In the survey, 42% of all registered voters approved of his job performance, which is consistent with averages thus far.
Some 71% of Republicans polled approved of his response to Russia, while only 14% of Democrats were in favour.
Will there be consequences?
Secretary of State Mike Pompeo is scheduled to testify before the Senate Foreign Relations Committee next week amid calls from both sides of the aisle to detail what was discussed during Mr Trump’s two-hour meeting with Mr Putin.
Nancy Pelosi, Democratic leader in the US House of Representatives, tried on Tuesday to stage a symbolic vote to support the findings of Russian interference, but was blocked by Republicans.
Senators Jeff Flake and Chris Coons, an Arizona Republican and a Delaware Democrat, are reportedly working on a nonbinding resolution to endorse the intelligence committee’s findings.
But Texas Republican John Cornyn said the Senate should focus on “additional sanctions instead of just some messaging exercise”.
What was the reaction?
Senate Committee on Foreign Relations chairman Bob Corker, a Republican, called the Helsinki news conference “saddening and disappointing”.
Even one of Mr Trump’s most loyal Republican supporters, Newt Gingrich, said the comments were the “most serious mistake of his presidency”.
House Republican Mike Turner accused Mr Trump of having damaged American foreign policy by failing to take Russia to task.
Yet the president’s support held firm among the Republican rank-and-file, especially from members of the hardline conservative House Freedom Caucus.
Representative Andy Biggs, a member of the Caucus, criticised reporters at the summit for asking “odd” questions.
Fellow member Representative Andy Harris said: “I disregard and discount anything that involves the mainstream media press.”
What exactly did Trump say?

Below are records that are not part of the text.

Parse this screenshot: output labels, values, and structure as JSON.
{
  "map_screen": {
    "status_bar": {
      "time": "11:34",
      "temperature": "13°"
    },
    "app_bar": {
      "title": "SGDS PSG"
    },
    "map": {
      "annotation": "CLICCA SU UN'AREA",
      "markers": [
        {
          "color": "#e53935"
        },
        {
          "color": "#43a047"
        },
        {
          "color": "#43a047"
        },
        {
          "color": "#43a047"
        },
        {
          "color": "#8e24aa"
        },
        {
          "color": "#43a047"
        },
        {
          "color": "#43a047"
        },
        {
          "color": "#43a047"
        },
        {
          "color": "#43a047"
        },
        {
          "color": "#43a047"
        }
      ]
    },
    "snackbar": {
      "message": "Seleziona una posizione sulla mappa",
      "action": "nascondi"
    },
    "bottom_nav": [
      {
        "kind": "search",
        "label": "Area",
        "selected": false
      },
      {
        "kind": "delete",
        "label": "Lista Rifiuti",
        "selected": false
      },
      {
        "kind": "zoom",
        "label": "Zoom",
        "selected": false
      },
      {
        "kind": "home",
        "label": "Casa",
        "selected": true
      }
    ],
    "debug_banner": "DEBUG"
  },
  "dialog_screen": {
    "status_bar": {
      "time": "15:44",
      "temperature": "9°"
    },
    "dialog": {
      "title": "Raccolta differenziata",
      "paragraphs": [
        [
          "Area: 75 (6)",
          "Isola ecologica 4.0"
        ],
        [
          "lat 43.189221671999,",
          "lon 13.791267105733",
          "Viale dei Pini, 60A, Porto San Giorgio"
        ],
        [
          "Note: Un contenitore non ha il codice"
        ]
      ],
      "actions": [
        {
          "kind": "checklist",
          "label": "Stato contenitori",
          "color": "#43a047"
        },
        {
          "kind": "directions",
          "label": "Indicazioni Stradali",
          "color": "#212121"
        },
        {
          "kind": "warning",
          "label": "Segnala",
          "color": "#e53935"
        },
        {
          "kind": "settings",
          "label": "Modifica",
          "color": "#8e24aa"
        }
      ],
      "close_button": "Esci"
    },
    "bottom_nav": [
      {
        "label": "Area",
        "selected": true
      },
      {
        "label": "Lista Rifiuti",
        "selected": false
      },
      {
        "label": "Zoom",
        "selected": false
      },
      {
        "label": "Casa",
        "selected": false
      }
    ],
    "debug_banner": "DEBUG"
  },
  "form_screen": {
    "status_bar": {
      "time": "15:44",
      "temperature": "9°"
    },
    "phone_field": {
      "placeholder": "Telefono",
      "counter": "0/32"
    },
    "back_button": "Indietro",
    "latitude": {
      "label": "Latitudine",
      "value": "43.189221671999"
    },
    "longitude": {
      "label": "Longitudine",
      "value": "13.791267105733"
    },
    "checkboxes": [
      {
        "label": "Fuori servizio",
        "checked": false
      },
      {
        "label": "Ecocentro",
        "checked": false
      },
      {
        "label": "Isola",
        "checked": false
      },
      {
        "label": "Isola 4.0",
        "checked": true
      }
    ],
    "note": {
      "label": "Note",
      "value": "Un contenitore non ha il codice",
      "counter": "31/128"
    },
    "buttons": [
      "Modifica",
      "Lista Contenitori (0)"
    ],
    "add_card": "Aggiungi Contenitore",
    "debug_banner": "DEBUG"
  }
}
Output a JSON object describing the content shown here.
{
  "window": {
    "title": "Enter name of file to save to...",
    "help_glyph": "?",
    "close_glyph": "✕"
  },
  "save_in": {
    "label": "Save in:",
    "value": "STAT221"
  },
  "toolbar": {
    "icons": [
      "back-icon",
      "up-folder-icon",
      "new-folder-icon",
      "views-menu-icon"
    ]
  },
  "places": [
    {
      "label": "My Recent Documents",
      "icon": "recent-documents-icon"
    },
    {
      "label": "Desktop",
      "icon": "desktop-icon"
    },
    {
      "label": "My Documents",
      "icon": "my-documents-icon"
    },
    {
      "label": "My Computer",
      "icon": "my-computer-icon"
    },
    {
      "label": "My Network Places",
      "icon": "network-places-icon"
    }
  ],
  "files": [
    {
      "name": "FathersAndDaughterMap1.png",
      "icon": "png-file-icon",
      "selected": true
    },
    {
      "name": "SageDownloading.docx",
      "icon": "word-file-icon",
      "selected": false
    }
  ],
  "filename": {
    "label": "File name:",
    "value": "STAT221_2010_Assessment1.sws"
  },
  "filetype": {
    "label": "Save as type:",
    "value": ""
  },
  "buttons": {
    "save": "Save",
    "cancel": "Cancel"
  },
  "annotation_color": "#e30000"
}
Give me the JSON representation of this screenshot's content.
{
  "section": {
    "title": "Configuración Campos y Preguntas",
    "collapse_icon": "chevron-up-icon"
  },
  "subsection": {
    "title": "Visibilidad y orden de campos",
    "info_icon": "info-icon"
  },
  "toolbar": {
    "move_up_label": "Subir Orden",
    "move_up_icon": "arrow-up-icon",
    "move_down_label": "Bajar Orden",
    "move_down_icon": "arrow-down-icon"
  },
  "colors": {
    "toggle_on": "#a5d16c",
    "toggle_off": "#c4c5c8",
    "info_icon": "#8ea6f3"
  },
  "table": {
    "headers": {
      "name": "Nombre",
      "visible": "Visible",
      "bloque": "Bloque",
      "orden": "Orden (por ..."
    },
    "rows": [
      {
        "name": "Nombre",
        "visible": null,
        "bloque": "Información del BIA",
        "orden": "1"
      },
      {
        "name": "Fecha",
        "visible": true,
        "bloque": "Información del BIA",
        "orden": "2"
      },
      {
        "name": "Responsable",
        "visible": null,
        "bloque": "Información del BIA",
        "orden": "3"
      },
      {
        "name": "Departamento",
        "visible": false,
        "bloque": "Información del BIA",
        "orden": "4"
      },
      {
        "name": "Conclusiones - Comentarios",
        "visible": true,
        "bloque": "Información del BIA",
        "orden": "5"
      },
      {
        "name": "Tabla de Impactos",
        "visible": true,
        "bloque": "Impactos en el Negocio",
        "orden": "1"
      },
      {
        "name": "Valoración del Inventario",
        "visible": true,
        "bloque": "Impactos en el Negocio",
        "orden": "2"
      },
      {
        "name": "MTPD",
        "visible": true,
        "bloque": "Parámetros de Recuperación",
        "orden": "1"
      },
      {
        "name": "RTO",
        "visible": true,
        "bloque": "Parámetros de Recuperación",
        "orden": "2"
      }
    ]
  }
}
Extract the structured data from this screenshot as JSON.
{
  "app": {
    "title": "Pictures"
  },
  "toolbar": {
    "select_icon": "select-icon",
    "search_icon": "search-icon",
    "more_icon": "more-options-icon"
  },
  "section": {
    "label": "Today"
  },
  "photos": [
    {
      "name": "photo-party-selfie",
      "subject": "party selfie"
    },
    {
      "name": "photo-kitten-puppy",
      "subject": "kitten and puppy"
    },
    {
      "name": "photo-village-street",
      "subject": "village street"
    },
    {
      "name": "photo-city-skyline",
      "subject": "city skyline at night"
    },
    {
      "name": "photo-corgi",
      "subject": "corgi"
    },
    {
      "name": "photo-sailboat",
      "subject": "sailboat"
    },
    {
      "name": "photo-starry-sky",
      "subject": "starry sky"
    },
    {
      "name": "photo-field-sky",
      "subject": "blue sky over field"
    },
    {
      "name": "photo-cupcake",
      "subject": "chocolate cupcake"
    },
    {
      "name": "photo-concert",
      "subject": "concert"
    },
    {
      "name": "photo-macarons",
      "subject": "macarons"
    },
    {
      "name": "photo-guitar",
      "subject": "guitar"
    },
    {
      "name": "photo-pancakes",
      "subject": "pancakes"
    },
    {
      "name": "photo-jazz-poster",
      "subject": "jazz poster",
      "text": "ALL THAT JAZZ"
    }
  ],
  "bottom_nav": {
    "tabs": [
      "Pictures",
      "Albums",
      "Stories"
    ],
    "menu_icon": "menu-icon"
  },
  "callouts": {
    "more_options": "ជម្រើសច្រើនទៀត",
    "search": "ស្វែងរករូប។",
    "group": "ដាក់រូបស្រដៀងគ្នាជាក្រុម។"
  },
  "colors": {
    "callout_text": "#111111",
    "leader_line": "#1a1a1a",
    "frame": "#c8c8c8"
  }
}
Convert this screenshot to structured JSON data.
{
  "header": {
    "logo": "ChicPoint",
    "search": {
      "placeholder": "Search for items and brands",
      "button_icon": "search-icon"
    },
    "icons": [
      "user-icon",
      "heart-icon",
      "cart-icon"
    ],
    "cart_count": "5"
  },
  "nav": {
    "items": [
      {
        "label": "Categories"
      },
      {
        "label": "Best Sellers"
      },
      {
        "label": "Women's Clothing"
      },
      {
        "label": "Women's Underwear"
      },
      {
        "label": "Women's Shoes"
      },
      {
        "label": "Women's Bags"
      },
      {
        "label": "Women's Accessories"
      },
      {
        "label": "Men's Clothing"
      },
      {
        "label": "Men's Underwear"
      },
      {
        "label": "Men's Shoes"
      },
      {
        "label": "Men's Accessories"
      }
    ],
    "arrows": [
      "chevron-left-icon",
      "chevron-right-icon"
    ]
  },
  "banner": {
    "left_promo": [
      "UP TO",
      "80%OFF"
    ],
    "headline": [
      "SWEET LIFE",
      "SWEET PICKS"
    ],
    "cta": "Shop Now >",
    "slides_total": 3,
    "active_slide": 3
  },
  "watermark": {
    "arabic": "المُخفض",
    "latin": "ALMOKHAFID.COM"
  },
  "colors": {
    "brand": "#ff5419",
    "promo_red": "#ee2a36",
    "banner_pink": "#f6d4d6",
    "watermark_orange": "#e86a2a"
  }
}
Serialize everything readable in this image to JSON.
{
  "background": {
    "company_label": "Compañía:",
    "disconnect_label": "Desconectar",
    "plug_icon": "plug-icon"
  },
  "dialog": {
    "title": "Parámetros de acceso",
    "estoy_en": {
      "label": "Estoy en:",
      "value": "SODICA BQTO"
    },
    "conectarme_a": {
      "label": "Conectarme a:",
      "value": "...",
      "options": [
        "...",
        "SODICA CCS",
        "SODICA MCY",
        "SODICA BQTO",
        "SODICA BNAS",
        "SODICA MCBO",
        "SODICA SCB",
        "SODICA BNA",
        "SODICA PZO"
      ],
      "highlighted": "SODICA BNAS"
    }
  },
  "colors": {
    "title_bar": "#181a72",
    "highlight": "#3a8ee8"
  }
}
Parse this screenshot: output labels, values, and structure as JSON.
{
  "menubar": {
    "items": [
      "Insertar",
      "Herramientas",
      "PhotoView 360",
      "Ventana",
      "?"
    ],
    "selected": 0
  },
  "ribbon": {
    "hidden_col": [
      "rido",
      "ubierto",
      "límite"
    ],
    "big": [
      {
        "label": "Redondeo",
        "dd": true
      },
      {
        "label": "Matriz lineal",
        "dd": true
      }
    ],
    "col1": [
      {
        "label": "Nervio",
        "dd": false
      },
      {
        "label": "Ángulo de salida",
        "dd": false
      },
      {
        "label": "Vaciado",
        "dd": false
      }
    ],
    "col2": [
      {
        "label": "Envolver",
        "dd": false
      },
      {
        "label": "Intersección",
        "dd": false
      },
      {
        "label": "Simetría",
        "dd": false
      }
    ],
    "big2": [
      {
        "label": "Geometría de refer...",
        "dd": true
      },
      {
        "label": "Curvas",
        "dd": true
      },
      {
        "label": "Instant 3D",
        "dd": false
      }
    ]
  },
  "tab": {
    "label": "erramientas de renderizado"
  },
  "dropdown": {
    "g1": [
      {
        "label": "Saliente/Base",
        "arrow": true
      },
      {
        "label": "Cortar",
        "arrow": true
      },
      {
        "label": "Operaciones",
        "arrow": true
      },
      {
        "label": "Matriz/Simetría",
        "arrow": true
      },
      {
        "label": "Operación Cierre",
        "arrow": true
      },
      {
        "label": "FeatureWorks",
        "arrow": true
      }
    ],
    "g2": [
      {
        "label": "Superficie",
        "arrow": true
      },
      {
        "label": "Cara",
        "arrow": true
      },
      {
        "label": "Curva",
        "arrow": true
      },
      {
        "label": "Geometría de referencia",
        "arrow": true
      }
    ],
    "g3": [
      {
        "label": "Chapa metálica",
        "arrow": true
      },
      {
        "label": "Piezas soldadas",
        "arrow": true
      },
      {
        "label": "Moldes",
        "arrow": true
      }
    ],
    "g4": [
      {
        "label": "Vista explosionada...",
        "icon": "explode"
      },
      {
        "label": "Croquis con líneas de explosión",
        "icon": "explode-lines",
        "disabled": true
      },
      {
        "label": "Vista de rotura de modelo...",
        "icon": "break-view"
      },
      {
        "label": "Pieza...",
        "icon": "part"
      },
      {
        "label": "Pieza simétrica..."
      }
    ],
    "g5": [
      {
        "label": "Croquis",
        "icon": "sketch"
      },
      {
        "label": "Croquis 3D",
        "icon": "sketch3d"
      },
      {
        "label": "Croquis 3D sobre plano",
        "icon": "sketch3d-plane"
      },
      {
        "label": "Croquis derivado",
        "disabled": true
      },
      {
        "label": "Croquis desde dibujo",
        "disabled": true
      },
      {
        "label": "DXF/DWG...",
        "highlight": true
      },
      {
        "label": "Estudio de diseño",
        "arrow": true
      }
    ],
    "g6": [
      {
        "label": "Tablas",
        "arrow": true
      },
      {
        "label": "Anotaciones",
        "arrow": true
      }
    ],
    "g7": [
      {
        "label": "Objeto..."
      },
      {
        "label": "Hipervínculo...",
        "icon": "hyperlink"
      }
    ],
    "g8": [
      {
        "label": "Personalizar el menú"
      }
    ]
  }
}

During a news conference after Monday’s summit, Mr Trump was asked about alleged Russian meddling in the US election.
According to a transcript posted by the White House, he said: “My people came to me… they said they think it’s Russia. I have President Putin; he just said it’s not Russia. I will say this: I don’t see any reason why it would be.”
On Tuesday, Mr Trump said he had reviewed the transcript and realised he needed to clarify.
“The sentence should have been: ‘I don’t see any reason why I wouldn’t’ or ‘why it wouldn’t be Russia’. Sort of a double negative.”
Mr Trump said that the interference had had no impact on the election, in which he defeated Hillary Clinton.
However, he did not respond when reporters asked him if he would condemn Mr Putin.
In another tweet on Wednesday, Mr Trump said his meeting with Mr Putin was “positive” and “may prove to be, in the long run… an even greater success”.